In 1970, Chile elected Salvador Allende, a socialist, to office; he instituted sweeping reforms aimed at ending the corrupt rule of a small, monied, brutal elite; in 1973, the dictator Augusto Pinochet led a US-backed military coup that involved horrific torture and mass executions of political enemies.
In a Journal of Development Economics paper, Daniele Girardi and Samuel Bowles investigate the stock market's response to these two events. They find that share prices fell by 50% in response to Allende's democratic election, but the prices rallied, rising by 80% on the news that the country had been taken over by an autocratic dictator who had pledged to execute everyone who disagreed with him.
Pinochet was given direct, on-the-ground assistance by economists from the University of Chicago including Milton Friedman; Pinochet's cheerleaders included such notable advocates of personal liberty as Friedrich von Hayek.

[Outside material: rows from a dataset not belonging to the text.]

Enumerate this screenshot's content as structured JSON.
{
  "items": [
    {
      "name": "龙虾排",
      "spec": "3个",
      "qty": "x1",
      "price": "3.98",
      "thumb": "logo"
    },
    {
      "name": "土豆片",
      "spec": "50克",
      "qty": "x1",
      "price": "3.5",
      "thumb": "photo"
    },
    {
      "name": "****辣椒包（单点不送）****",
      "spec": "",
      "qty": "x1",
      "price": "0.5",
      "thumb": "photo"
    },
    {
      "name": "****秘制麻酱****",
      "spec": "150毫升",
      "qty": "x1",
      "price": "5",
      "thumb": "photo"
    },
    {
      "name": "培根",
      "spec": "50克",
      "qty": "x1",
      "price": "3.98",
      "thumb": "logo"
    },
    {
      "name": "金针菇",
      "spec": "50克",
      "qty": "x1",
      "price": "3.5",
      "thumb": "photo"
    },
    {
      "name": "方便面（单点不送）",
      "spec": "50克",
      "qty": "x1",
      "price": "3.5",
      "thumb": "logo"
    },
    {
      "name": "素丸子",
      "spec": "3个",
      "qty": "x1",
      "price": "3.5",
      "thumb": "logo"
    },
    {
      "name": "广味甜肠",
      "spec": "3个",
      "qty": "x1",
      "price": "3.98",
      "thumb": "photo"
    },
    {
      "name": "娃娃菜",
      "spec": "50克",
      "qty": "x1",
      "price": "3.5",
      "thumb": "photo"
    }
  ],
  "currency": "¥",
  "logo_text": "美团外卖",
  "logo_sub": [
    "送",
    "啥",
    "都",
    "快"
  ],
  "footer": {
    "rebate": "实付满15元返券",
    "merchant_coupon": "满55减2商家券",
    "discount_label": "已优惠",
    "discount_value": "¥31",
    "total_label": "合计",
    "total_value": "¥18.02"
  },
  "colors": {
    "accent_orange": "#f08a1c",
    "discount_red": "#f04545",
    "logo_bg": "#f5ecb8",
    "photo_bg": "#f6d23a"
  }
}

To study the effect of political and institutional changes on the economy, we look at share prices in the Santiago exchange during the tumultuous political events that characterized Chile in the early 1970s. We use a transparent empirical strategy, deploying previously unused daily data and exploiting two largely unexpected shocks which involved substantial variation in policies and institutions, providing a rare natural experiment. Allende's election and subsequent socialist experiment decreased share values, while the military coup and dictatorship that replaced him boosted them, in both cases by magnitudes unprecedented in the literature. The most parsimonious interpretation of these share price changes is that they reflected, respectively, the perceived threat to private ownership of the means of production under a socialist government, and its subsequent reversal.

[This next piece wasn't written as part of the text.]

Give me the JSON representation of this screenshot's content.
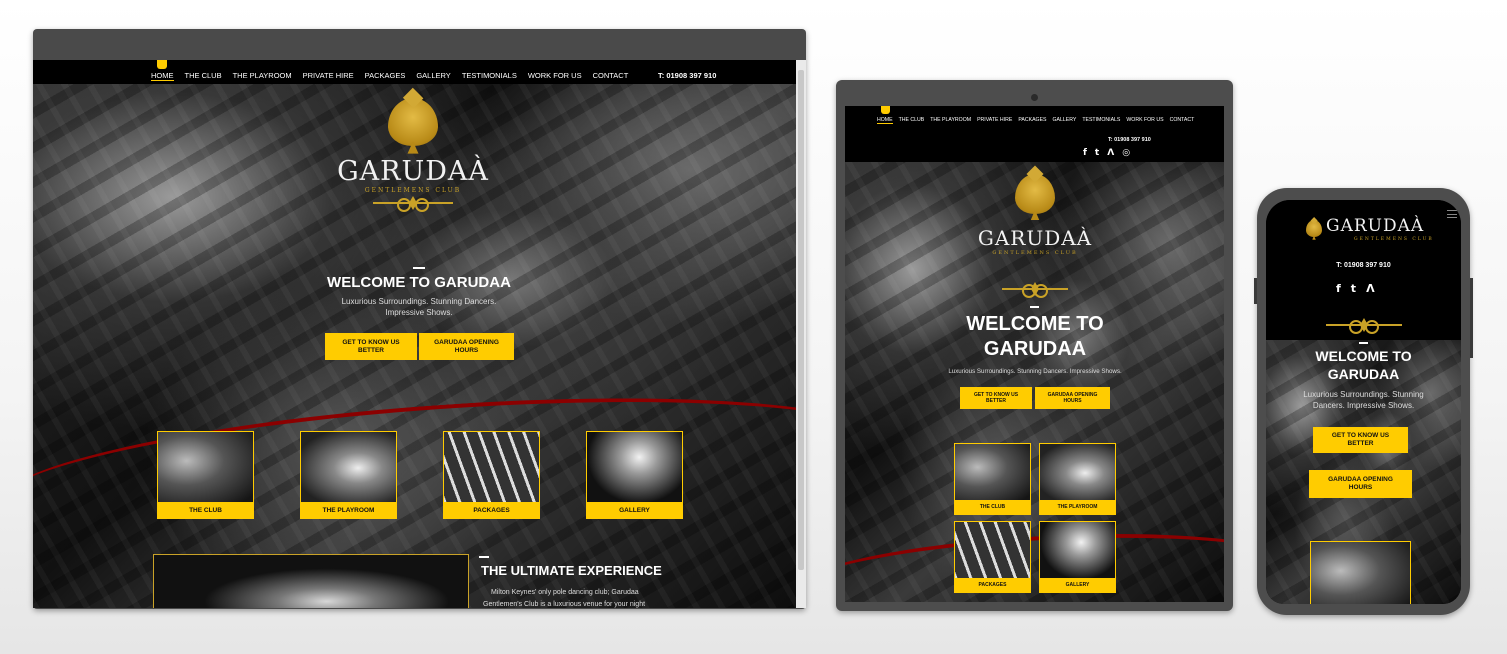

Institution shocks and economic outcomes: Allende's election, Pinochet's coup and the Santiago stock market [Daniele Girardi and Samuel Bowles/Journal of Development Economics] (non-paywalled version)
(via Marginal Revolution)